Avelar said 80 percent of engineers, which amounts to thousands of Arizonans, do not have licenses.
“The only difference between them and Greg is that Greg works for himself and they work for a big company,” he said.
In order to qualify for a licensing to practice engineering, applicants must have at least eight years of experience in the field, up to five of which can be from their professional education. But that experience must be under the supervision of a licensed engineer, and Mills has never worked directly under someone with an engineering license.
If Mills wanted to qualify for a license, Avelar said he would have to go work for a licensed engineer, and shutter his business for years while he did.
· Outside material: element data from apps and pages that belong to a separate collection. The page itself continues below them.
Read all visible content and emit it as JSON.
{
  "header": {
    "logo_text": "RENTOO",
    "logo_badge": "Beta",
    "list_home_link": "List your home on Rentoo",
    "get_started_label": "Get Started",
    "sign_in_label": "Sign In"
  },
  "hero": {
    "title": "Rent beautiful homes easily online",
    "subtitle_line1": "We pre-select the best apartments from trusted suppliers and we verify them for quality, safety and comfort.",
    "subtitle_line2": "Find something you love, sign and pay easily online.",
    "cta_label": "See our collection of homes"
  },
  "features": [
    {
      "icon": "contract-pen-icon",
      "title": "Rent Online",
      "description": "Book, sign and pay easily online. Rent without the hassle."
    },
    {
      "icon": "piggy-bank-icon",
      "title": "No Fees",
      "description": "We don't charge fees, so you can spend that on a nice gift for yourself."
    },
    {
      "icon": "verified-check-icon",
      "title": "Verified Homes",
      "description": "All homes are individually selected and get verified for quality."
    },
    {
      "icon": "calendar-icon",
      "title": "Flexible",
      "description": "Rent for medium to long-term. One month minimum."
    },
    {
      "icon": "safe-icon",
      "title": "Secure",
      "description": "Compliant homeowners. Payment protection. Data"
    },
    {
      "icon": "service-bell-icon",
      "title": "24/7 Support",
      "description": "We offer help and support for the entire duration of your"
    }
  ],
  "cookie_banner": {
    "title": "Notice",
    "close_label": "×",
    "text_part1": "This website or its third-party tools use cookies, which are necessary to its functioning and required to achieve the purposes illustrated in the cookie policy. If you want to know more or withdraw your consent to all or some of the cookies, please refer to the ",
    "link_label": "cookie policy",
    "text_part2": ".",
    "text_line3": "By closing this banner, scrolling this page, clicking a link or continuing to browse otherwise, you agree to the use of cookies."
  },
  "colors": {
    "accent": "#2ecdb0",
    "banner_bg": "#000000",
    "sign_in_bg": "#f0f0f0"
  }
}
“In effect, he’d have to go back and go to work for someone else, probably doing a different kind of engineering than he does now, just to qualify for all of this. That doesn’t make any sense,” Avelar said.
Even if Mills met the qualifications for a license, state law would bar him from applying for two years if the board finds that he is practicing engineering without a license.
Mills can challenge the board’s findings before an administrative law judge. But Arizona administrative law makes it difficult to prevail in such cases, and Avelar questioned the system’s constitutionality. Even if an administrative law judge rules in Mills’ favor, the board is allowed to simply ignore that finding. Mills could appeal in Superior Court, but would face a high bar in getting a judge to overturn the board’s decision.
If Mills and the Institute for Justice prevail, the ramifications could extend far beyond one individual and his business.
A judge could rule narrowly in their favor that the board is unconstitutionally applying the law to Mills, which would likely affect only him and perhaps others in similar situations. The lawsuit largely asks the judge to prohibit the board from enforcing regulatory laws against Mills alone.
However, the lawsuit also asks wants the court to declare the statutory definition of “engineering” to be unconstitutionally vague. Avelar acknowledged that a broader ruling that strikes down the statute as a whole could eliminate the board’s ability to register any kinds of engineers, outside of those who willingly submitted themselves to the board’s authority.
“The definition of engineering practice may not affect people who voluntarily submit themselves to the Board by registering as engineers. But when it comes to unregistered people, that definition is the Board’s only jurisdictional hook over them,” Avelar told the Mirror.
The legislature could render the issue moot by changing the law regulating engineers to exempt people like Mills. Such regulatory reform has been a top issue for Gov. Doug Ducey, who has successfully pushed legislation scrapping some occupational licensing requirements and recognizing licenses from out of state, making Arizona the first state in the nation to enact such a law.
Avelar said Mills and the Institute for Justice would support a move to amend the law. But he said they can’t wait while the board attempts to put Mills out of business.